Although he once believed that we humans are undermining our own planetary life-support systems by engineering our environments, he has since changed his mind. While he still hears some of his scientific colleagues make these kinds of claims - as he says, "often unchallenged" - he now believes that such views "demonstrate a profound misunderstanding of the ecology of human systems."
Regarding Vladimir Putin's recent op-ed in The New York Times, Paul Craig Roberts comments: "Most of Putin’s critics are too intellectually challenged to comprehend that Putin’s brilliant and humane article has left Putin the leader of the free world and defender of the rule of law and exposed obama for what he is – the leader of a rogue, lawless, unaccountable government committed to lies and war crimes."
YouGov poll indicates that a significant proportion of the US population is not satisfied with its government's account of 9/11, and when faced with footage of Building 7's "collapse", 46% suspect controlled demolition.
Alan Grayson, a Democratic representative from Florida and member of the House Committee on Foreign Affairs, gives his opinion on the quality of evidence being presented by the Obama administration in favour of an attack on Syria. His conclusion? "My position is simple: if the administration wants me to vote for war, on this occasion or on any other, then I need to know all the facts."

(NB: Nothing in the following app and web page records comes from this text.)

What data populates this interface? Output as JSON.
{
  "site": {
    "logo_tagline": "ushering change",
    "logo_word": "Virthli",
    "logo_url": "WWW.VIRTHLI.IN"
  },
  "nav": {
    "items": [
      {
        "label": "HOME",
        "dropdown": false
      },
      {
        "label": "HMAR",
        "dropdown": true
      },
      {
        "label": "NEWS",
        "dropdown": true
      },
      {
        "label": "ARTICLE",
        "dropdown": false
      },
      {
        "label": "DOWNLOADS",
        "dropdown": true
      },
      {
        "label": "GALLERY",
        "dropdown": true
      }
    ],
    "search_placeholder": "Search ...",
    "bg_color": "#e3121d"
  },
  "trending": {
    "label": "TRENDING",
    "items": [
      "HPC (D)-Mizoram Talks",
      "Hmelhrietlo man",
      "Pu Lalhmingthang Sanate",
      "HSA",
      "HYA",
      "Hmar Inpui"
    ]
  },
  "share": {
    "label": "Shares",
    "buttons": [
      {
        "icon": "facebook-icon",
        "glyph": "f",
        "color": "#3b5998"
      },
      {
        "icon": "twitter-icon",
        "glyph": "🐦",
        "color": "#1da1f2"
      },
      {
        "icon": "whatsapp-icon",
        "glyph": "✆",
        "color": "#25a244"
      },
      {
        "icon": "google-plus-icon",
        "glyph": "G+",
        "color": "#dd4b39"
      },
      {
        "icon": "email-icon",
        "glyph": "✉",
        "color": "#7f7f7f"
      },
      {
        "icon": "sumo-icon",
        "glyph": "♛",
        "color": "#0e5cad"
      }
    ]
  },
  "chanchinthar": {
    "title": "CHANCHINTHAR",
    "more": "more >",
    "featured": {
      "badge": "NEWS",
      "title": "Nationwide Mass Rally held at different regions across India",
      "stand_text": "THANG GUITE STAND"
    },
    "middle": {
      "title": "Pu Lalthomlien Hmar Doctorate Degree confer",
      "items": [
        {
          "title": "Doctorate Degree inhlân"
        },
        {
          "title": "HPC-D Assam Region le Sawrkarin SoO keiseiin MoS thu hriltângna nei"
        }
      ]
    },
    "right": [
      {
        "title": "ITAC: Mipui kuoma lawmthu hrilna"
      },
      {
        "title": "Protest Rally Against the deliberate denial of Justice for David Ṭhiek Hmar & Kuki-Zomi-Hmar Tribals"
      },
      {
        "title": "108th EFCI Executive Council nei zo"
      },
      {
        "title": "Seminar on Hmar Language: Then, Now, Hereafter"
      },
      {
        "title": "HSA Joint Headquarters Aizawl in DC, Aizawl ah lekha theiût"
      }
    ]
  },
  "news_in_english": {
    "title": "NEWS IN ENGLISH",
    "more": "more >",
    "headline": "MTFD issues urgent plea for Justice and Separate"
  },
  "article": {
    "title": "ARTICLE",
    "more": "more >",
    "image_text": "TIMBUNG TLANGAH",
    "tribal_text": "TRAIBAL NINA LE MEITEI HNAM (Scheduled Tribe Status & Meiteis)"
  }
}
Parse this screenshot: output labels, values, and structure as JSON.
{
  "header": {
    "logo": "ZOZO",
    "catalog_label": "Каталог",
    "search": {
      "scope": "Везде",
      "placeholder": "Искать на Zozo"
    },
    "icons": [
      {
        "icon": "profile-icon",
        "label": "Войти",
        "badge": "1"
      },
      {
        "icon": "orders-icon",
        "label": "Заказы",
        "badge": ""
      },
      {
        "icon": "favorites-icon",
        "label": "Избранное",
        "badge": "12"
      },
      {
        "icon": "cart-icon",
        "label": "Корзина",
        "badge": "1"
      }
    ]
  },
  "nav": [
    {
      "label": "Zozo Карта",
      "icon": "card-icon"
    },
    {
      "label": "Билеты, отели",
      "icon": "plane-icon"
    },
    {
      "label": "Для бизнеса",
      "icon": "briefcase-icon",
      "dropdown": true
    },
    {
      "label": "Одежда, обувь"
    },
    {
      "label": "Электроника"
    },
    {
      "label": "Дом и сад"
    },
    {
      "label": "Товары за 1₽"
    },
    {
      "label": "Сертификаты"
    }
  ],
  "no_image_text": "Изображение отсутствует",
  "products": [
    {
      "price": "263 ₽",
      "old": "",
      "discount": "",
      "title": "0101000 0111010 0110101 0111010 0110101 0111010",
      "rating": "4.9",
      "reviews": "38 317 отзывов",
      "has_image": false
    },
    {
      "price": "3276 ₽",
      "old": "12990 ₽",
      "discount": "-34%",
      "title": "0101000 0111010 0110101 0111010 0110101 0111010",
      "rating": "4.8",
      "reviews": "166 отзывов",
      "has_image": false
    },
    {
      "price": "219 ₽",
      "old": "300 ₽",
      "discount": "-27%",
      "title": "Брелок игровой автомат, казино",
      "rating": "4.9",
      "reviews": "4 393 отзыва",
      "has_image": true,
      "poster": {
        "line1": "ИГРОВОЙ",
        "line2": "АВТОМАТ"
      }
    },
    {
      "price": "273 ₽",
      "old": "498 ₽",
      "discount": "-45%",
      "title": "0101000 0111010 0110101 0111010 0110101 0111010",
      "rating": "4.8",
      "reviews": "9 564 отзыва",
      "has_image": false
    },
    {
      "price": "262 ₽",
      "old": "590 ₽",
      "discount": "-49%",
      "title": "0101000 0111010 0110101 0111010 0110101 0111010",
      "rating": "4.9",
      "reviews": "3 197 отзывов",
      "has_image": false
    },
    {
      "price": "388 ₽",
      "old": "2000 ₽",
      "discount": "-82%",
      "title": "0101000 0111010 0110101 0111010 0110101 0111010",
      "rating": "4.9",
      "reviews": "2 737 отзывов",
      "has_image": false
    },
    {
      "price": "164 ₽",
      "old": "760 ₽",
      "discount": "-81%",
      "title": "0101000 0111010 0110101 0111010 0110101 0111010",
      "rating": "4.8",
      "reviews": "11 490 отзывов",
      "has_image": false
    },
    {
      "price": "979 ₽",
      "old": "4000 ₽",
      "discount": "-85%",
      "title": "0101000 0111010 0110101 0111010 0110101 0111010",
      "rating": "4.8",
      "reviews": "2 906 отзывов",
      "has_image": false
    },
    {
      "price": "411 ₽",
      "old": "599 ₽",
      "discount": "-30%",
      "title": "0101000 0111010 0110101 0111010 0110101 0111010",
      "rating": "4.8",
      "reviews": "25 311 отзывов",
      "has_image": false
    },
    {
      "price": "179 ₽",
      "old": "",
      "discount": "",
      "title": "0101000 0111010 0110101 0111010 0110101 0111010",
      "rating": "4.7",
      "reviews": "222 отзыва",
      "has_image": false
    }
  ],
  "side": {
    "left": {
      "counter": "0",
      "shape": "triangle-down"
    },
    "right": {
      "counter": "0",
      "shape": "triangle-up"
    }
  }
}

Regarding the Syrian Government's alleged use of chemical weapons, we are asked to trust the "high confidence" assessment of the White House. (And here in the UK, we are asked to trust the Joint Intelligence Committee.) But are we rationally justified in placing such trust in the pronouncements of intelligence establishments which, as ex-CIA Ray McGovern reminds us, have lied to us in the past? Let's not forgot the Gulf of Tonkin Incident, and those non-existent Iraqi WMDs.
Cass Sunstein! Possibly to be appointed to the panel reviewing the surveillance practices of the NSA? David Ray Griffin wrote a whole book about this man's co-authored paper, "Conspiracy Theories". So, the same man who thought it a good idea for the government to engage in "cognitive inflitration" of "conspiracy theory" groups, might now be involved in overseeing the NSA? It's hard to believe; well, perhaps not these days. See also The Washington Post piece.

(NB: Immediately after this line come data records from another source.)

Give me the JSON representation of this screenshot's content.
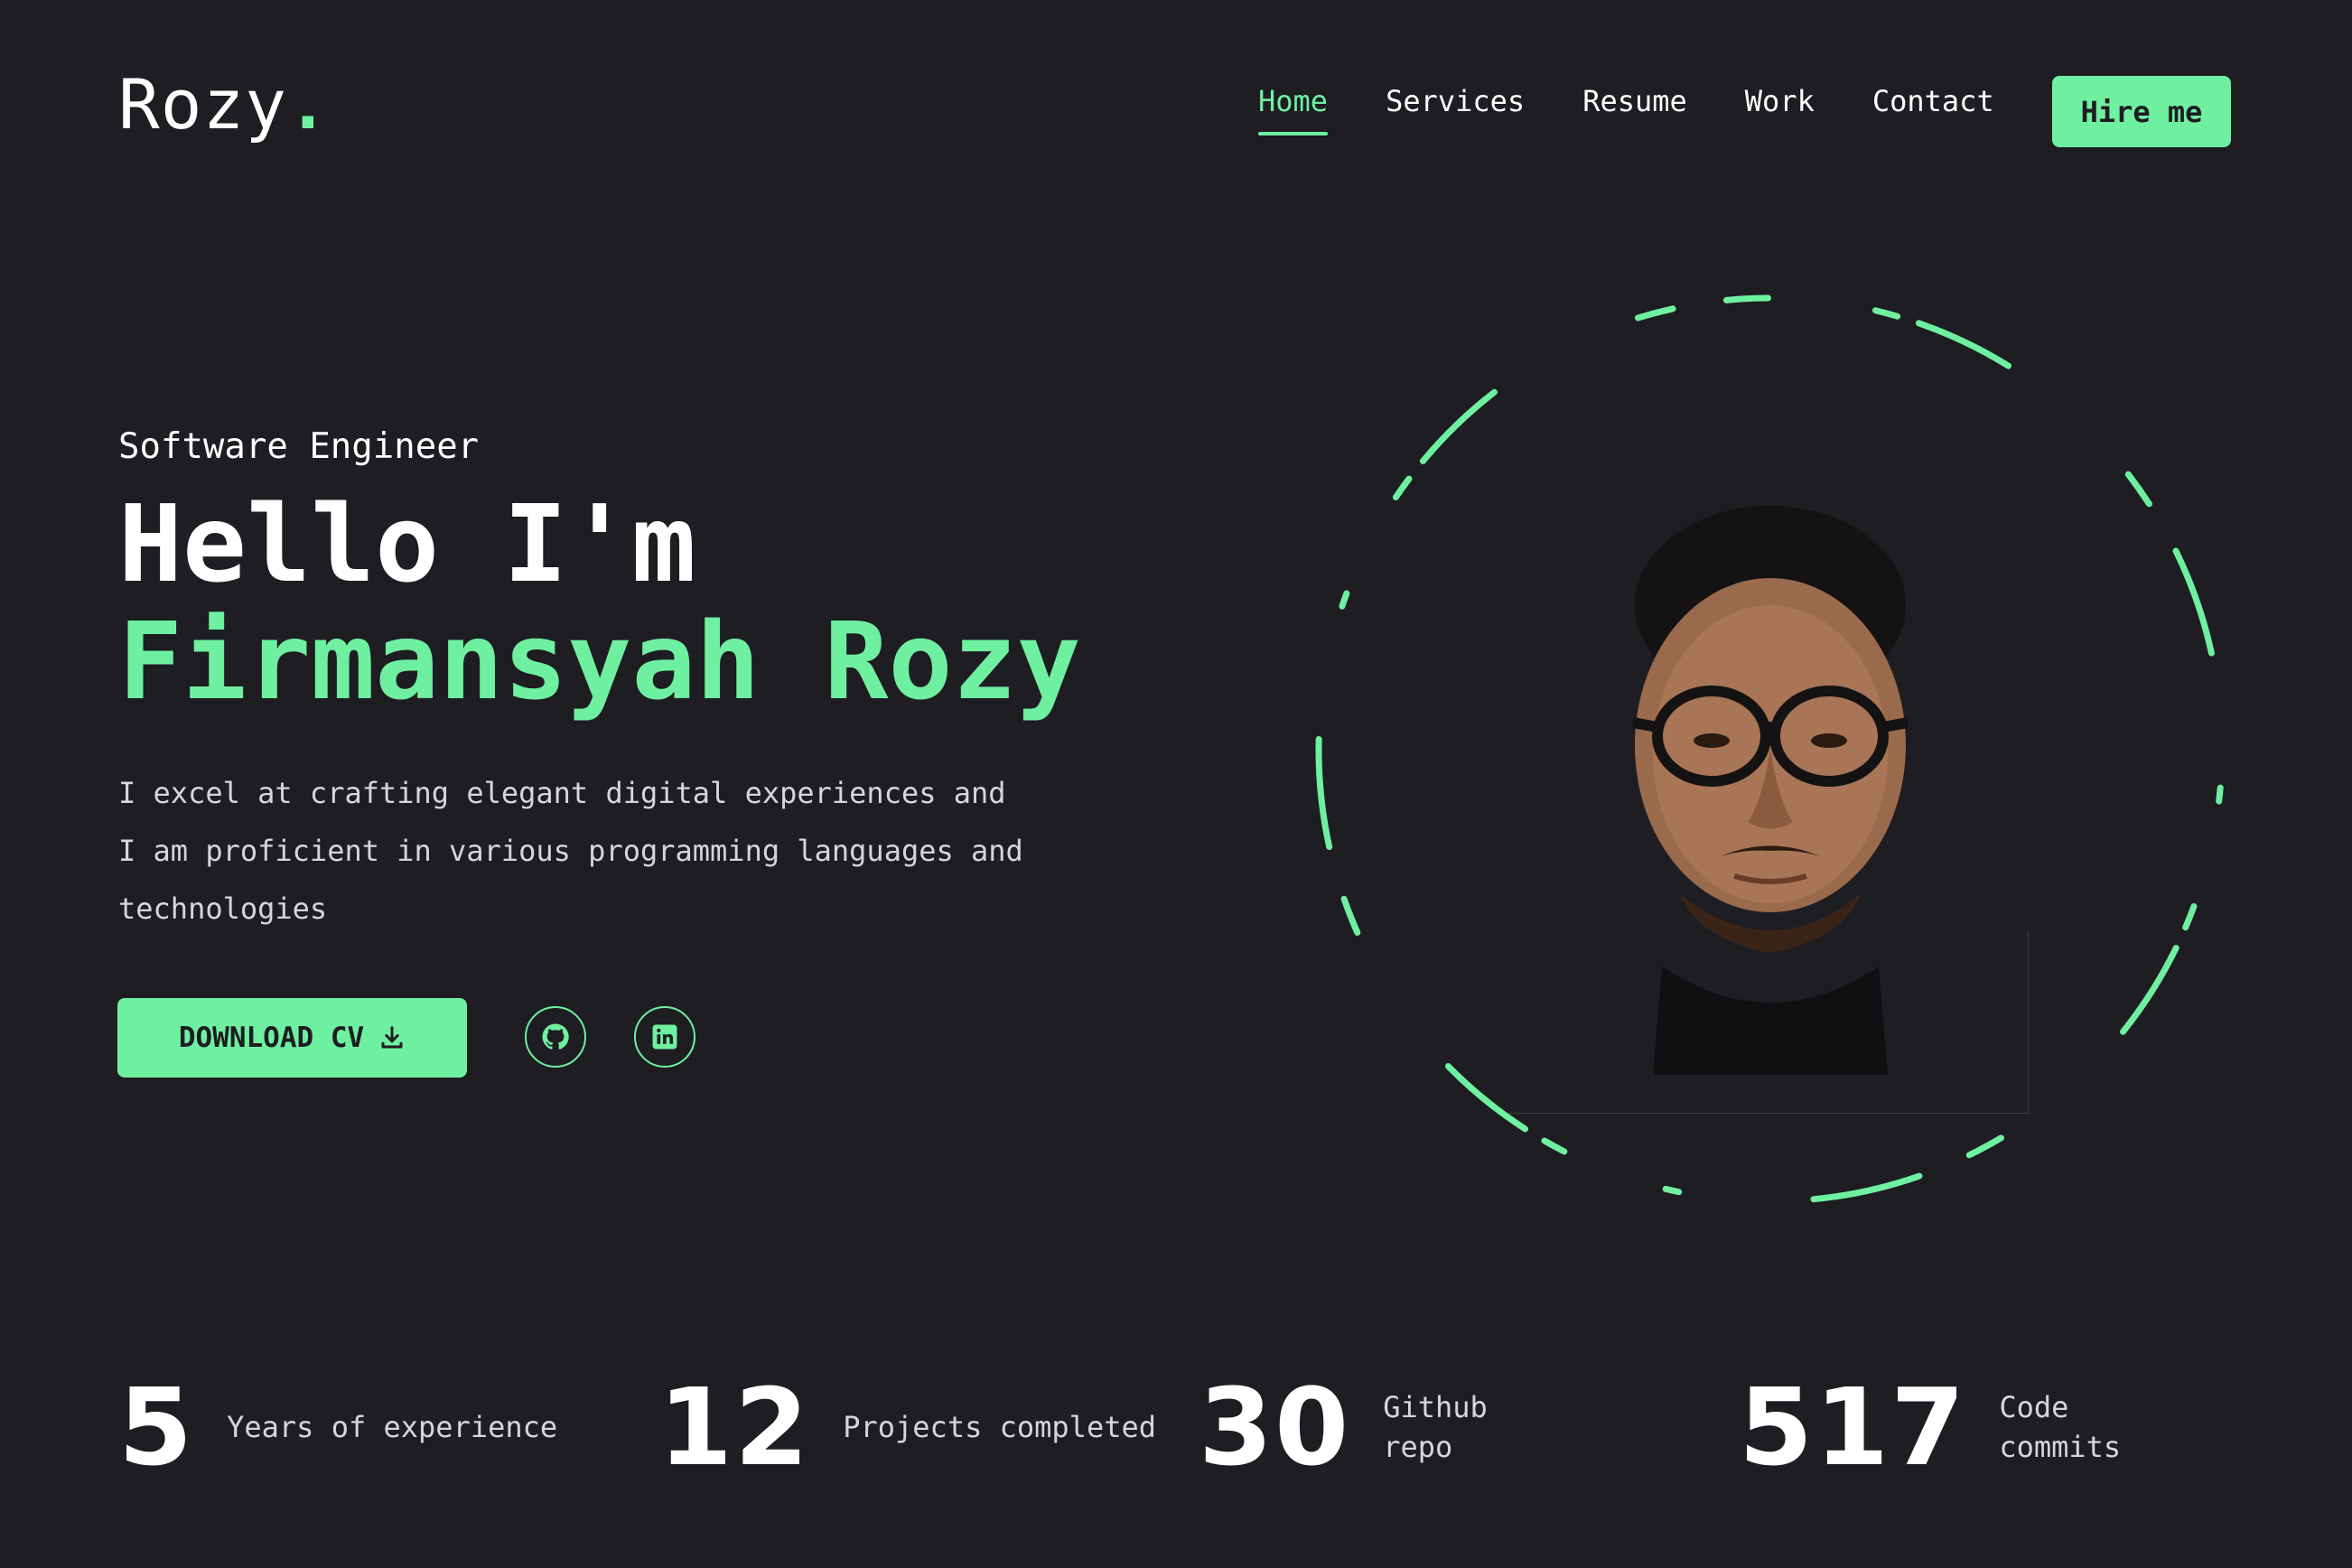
{
  "header": {
    "logo_text": "Rozy",
    "logo_dot": ".",
    "nav": [
      {
        "label": "Home",
        "active": true
      },
      {
        "label": "Services",
        "active": false
      },
      {
        "label": "Resume",
        "active": false
      },
      {
        "label": "Work",
        "active": false
      },
      {
        "label": "Contact",
        "active": false
      }
    ],
    "hire_label": "Hire me"
  },
  "hero": {
    "role": "Software Engineer",
    "greeting": "Hello I'm",
    "name": "Firmansyah Rozy",
    "description_lines": [
      "I excel at crafting elegant digital experiences and",
      "I am proficient in various programming languages and",
      "technologies"
    ],
    "download_label": "DOWNLOAD CV",
    "download_icon": "download-icon",
    "socials": [
      {
        "name": "github",
        "icon": "github-icon"
      },
      {
        "name": "linkedin",
        "icon": "linkedin-icon"
      }
    ]
  },
  "stats": [
    {
      "value": "5",
      "label_lines": [
        "Years of experience"
      ]
    },
    {
      "value": "12",
      "label_lines": [
        "Projects completed"
      ]
    },
    {
      "value": "30",
      "label_lines": [
        "Github",
        "repo"
      ]
    },
    {
      "value": "517",
      "label_lines": [
        "Code",
        "commits"
      ]
    }
  ],
  "colors": {
    "background": "#1d1d22",
    "accent": "#6ff0a0",
    "text": "#ffffff",
    "muted_text": "#d6d6da"
  }
}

According to Al Arabiya, a majority-owned Saudi newspaper, "[a]t least 1,300 people have been killed in a nerve gas attack on Syria’s Ghouta region" for which the government of President Bashar al Assad was likely responsible. F. William Engdahl analyses the report and finds it distinctly fishy; "several things jump out as suspicious" he says.

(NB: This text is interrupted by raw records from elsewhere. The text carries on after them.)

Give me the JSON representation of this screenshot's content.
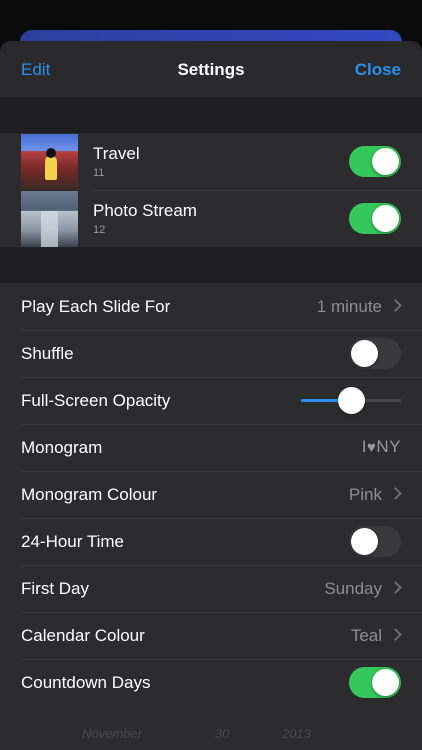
{
  "header": {
    "edit_label": "Edit",
    "title": "Settings",
    "close_label": "Close"
  },
  "albums": [
    {
      "name": "Travel",
      "count": "11",
      "enabled": true
    },
    {
      "name": "Photo Stream",
      "count": "12",
      "enabled": true
    }
  ],
  "settings": {
    "play_each_slide": {
      "label": "Play Each Slide For",
      "value": "1 minute"
    },
    "shuffle": {
      "label": "Shuffle",
      "enabled": false
    },
    "opacity": {
      "label": "Full-Screen Opacity",
      "level": 0.5
    },
    "monogram": {
      "label": "Monogram",
      "text_left": "I",
      "text_right": "NY"
    },
    "monogram_colour": {
      "label": "Monogram Colour",
      "value": "Pink"
    },
    "hour24": {
      "label": "24-Hour Time",
      "enabled": false
    },
    "first_day": {
      "label": "First Day",
      "value": "Sunday"
    },
    "calendar_colour": {
      "label": "Calendar Colour",
      "value": "Teal"
    },
    "countdown": {
      "label": "Countdown Days",
      "enabled": true
    }
  },
  "footer_peek": {
    "month": "November",
    "day": "30",
    "year": "2013"
  },
  "colors": {
    "accent": "#2a8ff0",
    "toggle_on": "#34c759",
    "sheet": "#2c2c2e"
  }
}
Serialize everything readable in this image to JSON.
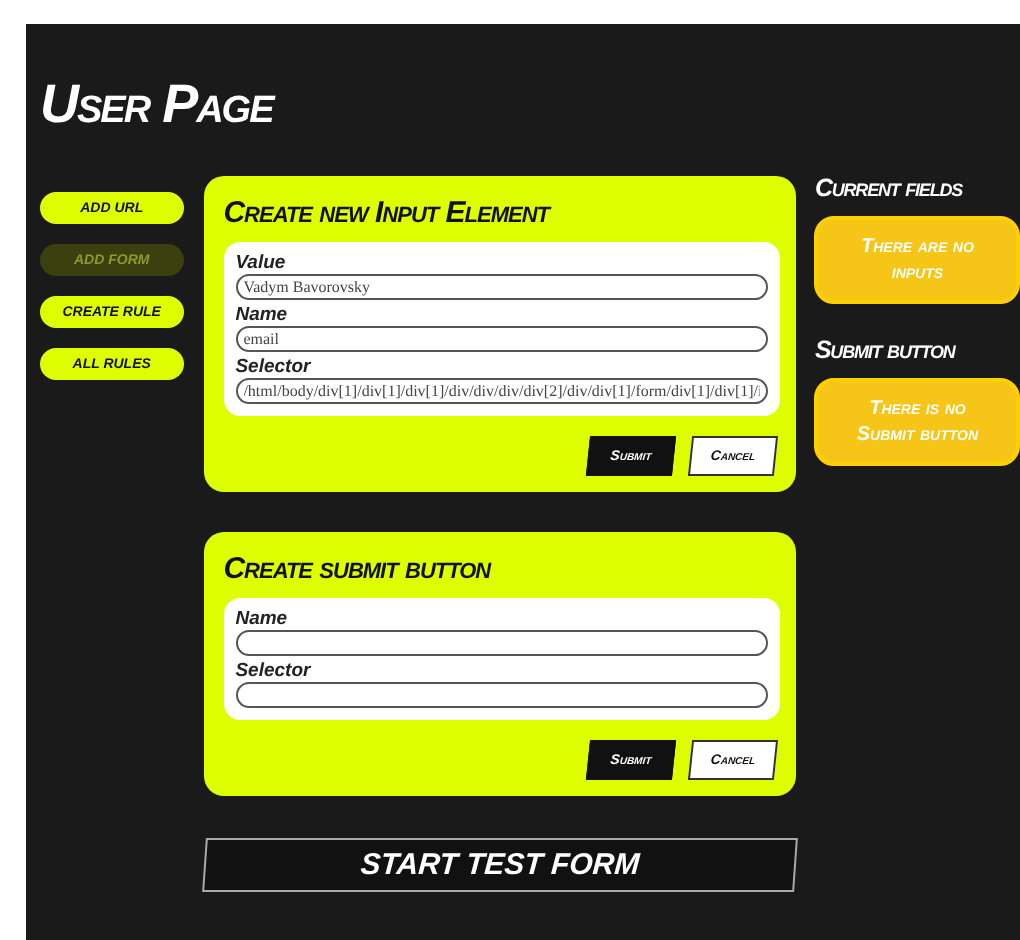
{
  "title": "User Page",
  "nav": [
    {
      "label": "ADD URL",
      "disabled": false
    },
    {
      "label": "ADD FORM",
      "disabled": true
    },
    {
      "label": "CREATE RULE",
      "disabled": false
    },
    {
      "label": "ALL RULES",
      "disabled": false
    }
  ],
  "panels": [
    {
      "title": "Create new Input Element",
      "fields": [
        {
          "label": "Value",
          "value": "Vadym Bavorovsky"
        },
        {
          "label": "Name",
          "value": "email"
        },
        {
          "label": "Selector",
          "value": "/html/body/div[1]/div[1]/div[1]/div/div/div/div[2]/div/div[1]/form/div[1]/div[1]/i"
        }
      ],
      "buttons": [
        {
          "label": "Submit",
          "kind": "primary"
        },
        {
          "label": "Cancel",
          "kind": "secondary"
        }
      ]
    },
    {
      "title": "Create submit button",
      "fields": [
        {
          "label": "Name"
        },
        {
          "label": "Selector"
        }
      ],
      "buttons": [
        {
          "label": "Submit",
          "kind": "primary"
        },
        {
          "label": "Cancel",
          "kind": "secondary"
        }
      ]
    }
  ],
  "start_button": "START TEST FORM",
  "side": [
    {
      "heading": "Current fields",
      "message": "There are no inputs"
    },
    {
      "heading": "Submit button",
      "message": "There is no Submit button"
    }
  ]
}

The nine-hour detention of David Miranda (partner of Glenn Greenwald) at Heathrow airport reinforces the widely-held perception that the UK and US governments are trying to scare reporters away from covering stories on intelligence leaks. "That perception," writes Alan Rusbridger, "is right." Over the past few months, says Rusbridger, UK government officials have been demanding the return or destruction of leaked materials, culminating in the bizarre spectacle of "two GCHQ security experts overseeing the destruction of hard drives in the Guardian's basement" so as to ensure, according to them, that the Chinese (!) would never get hold of the sensitive information.
This, insists Rusbridger, is journalism under attack. How long will it be until the State's growing infrastructure of surveillance makes true journalism virtually impossible?